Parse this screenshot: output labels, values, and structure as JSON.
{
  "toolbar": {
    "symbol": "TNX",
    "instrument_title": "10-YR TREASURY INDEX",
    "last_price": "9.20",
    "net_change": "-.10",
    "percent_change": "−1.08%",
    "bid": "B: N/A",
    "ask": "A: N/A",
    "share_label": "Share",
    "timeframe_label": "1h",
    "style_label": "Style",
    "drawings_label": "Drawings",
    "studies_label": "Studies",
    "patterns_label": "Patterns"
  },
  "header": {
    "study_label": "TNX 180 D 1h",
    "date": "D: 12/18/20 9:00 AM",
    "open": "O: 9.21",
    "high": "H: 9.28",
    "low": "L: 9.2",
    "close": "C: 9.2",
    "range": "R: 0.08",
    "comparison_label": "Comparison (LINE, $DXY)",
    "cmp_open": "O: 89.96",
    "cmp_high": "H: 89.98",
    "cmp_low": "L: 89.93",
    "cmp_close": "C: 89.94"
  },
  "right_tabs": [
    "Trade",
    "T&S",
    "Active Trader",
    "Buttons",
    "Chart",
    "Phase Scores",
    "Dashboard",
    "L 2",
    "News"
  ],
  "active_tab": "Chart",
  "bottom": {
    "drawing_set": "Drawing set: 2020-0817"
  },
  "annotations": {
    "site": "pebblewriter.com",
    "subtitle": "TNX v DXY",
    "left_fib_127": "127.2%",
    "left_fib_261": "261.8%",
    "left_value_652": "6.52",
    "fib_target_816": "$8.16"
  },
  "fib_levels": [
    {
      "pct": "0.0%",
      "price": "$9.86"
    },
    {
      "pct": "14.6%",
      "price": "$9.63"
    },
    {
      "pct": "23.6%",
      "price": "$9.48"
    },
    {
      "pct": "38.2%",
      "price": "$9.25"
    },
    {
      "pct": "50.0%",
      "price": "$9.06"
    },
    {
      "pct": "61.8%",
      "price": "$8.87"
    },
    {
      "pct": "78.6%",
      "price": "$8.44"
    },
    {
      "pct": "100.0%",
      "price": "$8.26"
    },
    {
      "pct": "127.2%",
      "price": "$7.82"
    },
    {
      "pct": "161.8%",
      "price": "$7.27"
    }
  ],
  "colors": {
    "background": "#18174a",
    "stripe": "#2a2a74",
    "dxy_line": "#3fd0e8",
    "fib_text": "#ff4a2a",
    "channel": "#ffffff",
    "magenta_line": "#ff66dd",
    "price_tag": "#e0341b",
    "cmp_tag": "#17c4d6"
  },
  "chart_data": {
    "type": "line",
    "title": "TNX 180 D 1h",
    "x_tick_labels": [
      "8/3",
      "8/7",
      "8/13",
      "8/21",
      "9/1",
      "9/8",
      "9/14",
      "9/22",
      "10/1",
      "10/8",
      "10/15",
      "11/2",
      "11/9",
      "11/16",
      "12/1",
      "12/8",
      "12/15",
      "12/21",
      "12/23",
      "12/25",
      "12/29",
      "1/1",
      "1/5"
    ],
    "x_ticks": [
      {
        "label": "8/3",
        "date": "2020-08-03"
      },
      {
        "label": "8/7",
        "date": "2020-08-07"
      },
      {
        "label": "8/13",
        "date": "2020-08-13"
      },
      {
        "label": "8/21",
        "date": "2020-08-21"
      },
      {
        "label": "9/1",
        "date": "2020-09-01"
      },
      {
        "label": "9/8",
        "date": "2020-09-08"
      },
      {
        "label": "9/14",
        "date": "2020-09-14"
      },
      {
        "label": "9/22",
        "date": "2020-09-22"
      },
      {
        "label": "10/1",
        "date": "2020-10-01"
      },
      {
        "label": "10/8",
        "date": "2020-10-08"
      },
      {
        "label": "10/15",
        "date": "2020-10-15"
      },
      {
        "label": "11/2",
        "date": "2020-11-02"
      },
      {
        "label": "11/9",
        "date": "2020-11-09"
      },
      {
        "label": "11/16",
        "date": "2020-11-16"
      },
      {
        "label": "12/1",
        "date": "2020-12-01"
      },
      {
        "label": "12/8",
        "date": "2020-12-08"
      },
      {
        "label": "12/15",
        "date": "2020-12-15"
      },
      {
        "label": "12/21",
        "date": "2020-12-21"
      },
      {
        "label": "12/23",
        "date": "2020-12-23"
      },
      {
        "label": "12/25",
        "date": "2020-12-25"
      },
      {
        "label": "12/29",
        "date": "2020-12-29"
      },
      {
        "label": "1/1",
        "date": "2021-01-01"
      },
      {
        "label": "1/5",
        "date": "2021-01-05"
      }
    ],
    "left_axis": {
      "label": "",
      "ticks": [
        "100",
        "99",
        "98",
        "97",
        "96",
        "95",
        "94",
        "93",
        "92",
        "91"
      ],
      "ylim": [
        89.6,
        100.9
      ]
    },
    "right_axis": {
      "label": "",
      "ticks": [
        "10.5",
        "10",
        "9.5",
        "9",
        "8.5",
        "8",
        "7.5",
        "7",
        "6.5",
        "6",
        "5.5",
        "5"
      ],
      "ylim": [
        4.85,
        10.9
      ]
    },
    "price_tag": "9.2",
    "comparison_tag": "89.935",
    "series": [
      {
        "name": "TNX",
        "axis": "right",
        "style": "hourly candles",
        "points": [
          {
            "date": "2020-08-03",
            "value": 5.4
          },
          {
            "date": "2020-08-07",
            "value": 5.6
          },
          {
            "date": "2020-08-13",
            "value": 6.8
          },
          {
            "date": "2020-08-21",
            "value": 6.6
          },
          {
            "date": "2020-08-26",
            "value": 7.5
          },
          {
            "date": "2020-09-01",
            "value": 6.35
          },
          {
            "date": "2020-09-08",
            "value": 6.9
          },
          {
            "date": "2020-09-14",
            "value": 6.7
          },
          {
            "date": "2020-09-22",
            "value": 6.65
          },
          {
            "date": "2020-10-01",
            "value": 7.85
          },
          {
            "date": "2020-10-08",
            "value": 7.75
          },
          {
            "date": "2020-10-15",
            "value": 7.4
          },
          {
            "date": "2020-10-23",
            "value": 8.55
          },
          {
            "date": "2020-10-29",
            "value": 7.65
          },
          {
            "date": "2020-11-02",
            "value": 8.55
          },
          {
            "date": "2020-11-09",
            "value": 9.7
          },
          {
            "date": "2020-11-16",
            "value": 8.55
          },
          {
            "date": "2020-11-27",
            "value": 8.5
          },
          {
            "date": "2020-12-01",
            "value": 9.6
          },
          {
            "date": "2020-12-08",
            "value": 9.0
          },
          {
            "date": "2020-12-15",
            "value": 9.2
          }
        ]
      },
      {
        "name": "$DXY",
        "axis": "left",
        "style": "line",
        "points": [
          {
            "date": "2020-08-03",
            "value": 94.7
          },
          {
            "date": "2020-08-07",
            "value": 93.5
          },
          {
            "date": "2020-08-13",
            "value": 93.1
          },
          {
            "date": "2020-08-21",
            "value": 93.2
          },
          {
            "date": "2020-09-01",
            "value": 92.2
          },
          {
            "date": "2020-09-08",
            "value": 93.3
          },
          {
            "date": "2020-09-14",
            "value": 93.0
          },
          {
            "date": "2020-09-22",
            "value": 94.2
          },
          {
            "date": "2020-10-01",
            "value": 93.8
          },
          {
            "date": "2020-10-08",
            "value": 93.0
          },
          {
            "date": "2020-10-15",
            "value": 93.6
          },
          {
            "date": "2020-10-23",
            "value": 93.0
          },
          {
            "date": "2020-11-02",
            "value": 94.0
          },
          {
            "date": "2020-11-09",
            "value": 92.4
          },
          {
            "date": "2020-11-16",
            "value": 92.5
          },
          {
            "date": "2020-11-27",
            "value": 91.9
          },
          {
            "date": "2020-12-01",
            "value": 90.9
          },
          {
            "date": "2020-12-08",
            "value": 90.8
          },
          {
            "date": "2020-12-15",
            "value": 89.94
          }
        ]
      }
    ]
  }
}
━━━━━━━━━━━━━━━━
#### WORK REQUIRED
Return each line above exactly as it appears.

#### RESPONSE
Parse this screenshot: output labels, values, and structure as JSON.
{
  "toolbar": {
    "symbol": "TNX",
    "instrument_title": "10-YR TREASURY INDEX",
    "last_price": "9.20",
    "net_change": "-.10",
    "percent_change": "−1.08%",
    "bid": "B: N/A",
    "ask": "A: N/A",
    "share_label": "Share",
    "timeframe_label": "1h",
    "style_label": "Style",
    "drawings_label": "Drawings",
    "studies_label": "Studies",
    "patterns_label": "Patterns"
  },
  "header": {
    "study_label": "TNX 180 D 1h",
    "date": "D: 12/18/20 9:00 AM",
    "open": "O: 9.21",
    "high": "H: 9.28",
    "low": "L: 9.2",
    "close": "C: 9.2",
    "range": "R: 0.08",
    "comparison_label": "Comparison (LINE, $DXY)",
    "cmp_open": "O: 89.96",
    "cmp_high": "H: 89.98",
    "cmp_low": "L: 89.93",
    "cmp_close": "C: 89.94"
  },
  "right_tabs": [
    "Trade",
    "T&S",
    "Active Trader",
    "Buttons",
    "Chart",
    "Phase Scores",
    "Dashboard",
    "L 2",
    "News"
  ],
  "active_tab": "Chart",
  "bottom": {
    "drawing_set": "Drawing set: 2020-0817"
  },
  "annotations": {
    "site": "pebblewriter.com",
    "subtitle": "TNX v DXY",
    "left_fib_127": "127.2%",
    "left_fib_261": "261.8%",
    "left_value_652": "6.52",
    "fib_target_816": "$8.16"
  },
  "fib_levels": [
    {
      "pct": "0.0%",
      "price": "$9.86"
    },
    {
      "pct": "14.6%",
      "price": "$9.63"
    },
    {
      "pct": "23.6%",
      "price": "$9.48"
    },
    {
      "pct": "38.2%",
      "price": "$9.25"
    },
    {
      "pct": "50.0%",
      "price": "$9.06"
    },
    {
      "pct": "61.8%",
      "price": "$8.87"
    },
    {
      "pct": "78.6%",
      "price": "$8.44"
    },
    {
      "pct": "100.0%",
      "price": "$8.26"
    },
    {
      "pct": "127.2%",
      "price": "$7.82"
    },
    {
      "pct": "161.8%",
      "price": "$7.27"
    }
  ],
  "colors": {
    "background": "#18174a",
    "stripe": "#2a2a74",
    "dxy_line": "#3fd0e8",
    "fib_text": "#ff4a2a",
    "channel": "#ffffff",
    "magenta_line": "#ff66dd",
    "price_tag": "#e0341b",
    "cmp_tag": "#17c4d6"
  },
  "chart_data": {
    "type": "line",
    "title": "TNX 180 D 1h",
    "x_tick_labels": [
      "8/3",
      "8/7",
      "8/13",
      "8/21",
      "9/1",
      "9/8",
      "9/14",
      "9/22",
      "10/1",
      "10/8",
      "10/15",
      "11/2",
      "11/9",
      "11/16",
      "12/1",
      "12/8",
      "12/15",
      "12/21",
      "12/23",
      "12/25",
      "12/29",
      "1/1",
      "1/5"
    ],
    "x_ticks": [
      {
        "label": "8/3",
        "date": "2020-08-03"
      },
      {
        "label": "8/7",
        "date": "2020-08-07"
      },
      {
        "label": "8/13",
        "date": "2020-08-13"
      },
      {
        "label": "8/21",
        "date": "2020-08-21"
      },
      {
        "label": "9/1",
        "date": "2020-09-01"
      },
      {
        "label": "9/8",
        "date": "2020-09-08"
      },
      {
        "label": "9/14",
        "date": "2020-09-14"
      },
      {
        "label": "9/22",
        "date": "2020-09-22"
      },
      {
        "label": "10/1",
        "date": "2020-10-01"
      },
      {
        "label": "10/8",
        "date": "2020-10-08"
      },
      {
        "label": "10/15",
        "date": "2020-10-15"
      },
      {
        "label": "11/2",
        "date": "2020-11-02"
      },
      {
        "label": "11/9",
        "date": "2020-11-09"
      },
      {
        "label": "11/16",
        "date": "2020-11-16"
      },
      {
        "label": "12/1",
        "date": "2020-12-01"
      },
      {
        "label": "12/8",
        "date": "2020-12-08"
      },
      {
        "label": "12/15",
        "date": "2020-12-15"
      },
      {
        "label": "12/21",
        "date": "2020-12-21"
      },
      {
        "label": "12/23",
        "date": "2020-12-23"
      },
      {
        "label": "12/25",
        "date": "2020-12-25"
      },
      {
        "label": "12/29",
        "date": "2020-12-29"
      },
      {
        "label": "1/1",
        "date": "2021-01-01"
      },
      {
        "label": "1/5",
        "date": "2021-01-05"
      }
    ],
    "left_axis": {
      "label": "",
      "ticks": [
        "100",
        "99",
        "98",
        "97",
        "96",
        "95",
        "94",
        "93",
        "92",
        "91"
      ],
      "ylim": [
        89.6,
        100.9
      ]
    },
    "right_axis": {
      "label": "",
      "ticks": [
        "10.5",
        "10",
        "9.5",
        "9",
        "8.5",
        "8",
        "7.5",
        "7",
        "6.5",
        "6",
        "5.5",
        "5"
      ],
      "ylim": [
        4.85,
        10.9
      ]
    },
    "price_tag": "9.2",
    "comparison_tag": "89.935",
    "series": [
      {
        "name": "TNX",
        "axis": "right",
        "style": "hourly candles",
        "points": [
          {
            "date": "2020-08-03",
            "value": 5.4
          },
          {
            "date": "2020-08-07",
            "value": 5.6
          },
          {
            "date": "2020-08-13",
            "value": 6.8
          },
          {
            "date": "2020-08-21",
            "value": 6.6
          },
          {
            "date": "2020-08-26",
            "value": 7.5
          },
          {
            "date": "2020-09-01",
            "value": 6.35
          },
          {
            "date": "2020-09-08",
            "value": 6.9
          },
          {
            "date": "2020-09-14",
            "value": 6.7
          },
          {
            "date": "2020-09-22",
            "value": 6.65
          },
          {
            "date": "2020-10-01",
            "value": 7.85
          },
          {
            "date": "2020-10-08",
            "value": 7.75
          },
          {
            "date": "2020-10-15",
            "value": 7.4
          },
          {
            "date": "2020-10-23",
            "value": 8.55
          },
          {
            "date": "2020-10-29",
            "value": 7.65
          },
          {
            "date": "2020-11-02",
            "value": 8.55
          },
          {
            "date": "2020-11-09",
            "value": 9.7
          },
          {
            "date": "2020-11-16",
            "value": 8.55
          },
          {
            "date": "2020-11-27",
            "value": 8.5
          },
          {
            "date": "2020-12-01",
            "value": 9.6
          },
          {
            "date": "2020-12-08",
            "value": 9.0
          },
          {
            "date": "2020-12-15",
            "value": 9.2
          }
        ]
      },
      {
        "name": "$DXY",
        "axis": "left",
        "style": "line",
        "points": [
          {
            "date": "2020-08-03",
            "value": 94.7
          },
          {
            "date": "2020-08-07",
            "value": 93.5
          },
          {
            "date": "2020-08-13",
            "value": 93.1
          },
          {
            "date": "2020-08-21",
            "value": 93.2
          },
          {
            "date": "2020-09-01",
            "value": 92.2
          },
          {
            "date": "2020-09-08",
            "value": 93.3
          },
          {
            "date": "2020-09-14",
            "value": 93.0
          },
          {
            "date": "2020-09-22",
            "value": 94.2
          },
          {
            "date": "2020-10-01",
            "value": 93.8
          },
          {
            "date": "2020-10-08",
            "value": 93.0
          },
          {
            "date": "2020-10-15",
            "value": 93.6
          },
          {
            "date": "2020-10-23",
            "value": 93.0
          },
          {
            "date": "2020-11-02",
            "value": 94.0
          },
          {
            "date": "2020-11-09",
            "value": 92.4
          },
          {
            "date": "2020-11-16",
            "value": 92.5
          },
          {
            "date": "2020-11-27",
            "value": 91.9
          },
          {
            "date": "2020-12-01",
            "value": 90.9
          },
          {
            "date": "2020-12-08",
            "value": 90.8
          },
          {
            "date": "2020-12-15",
            "value": 89.94
          }
        ]
      }
    ]
  }
}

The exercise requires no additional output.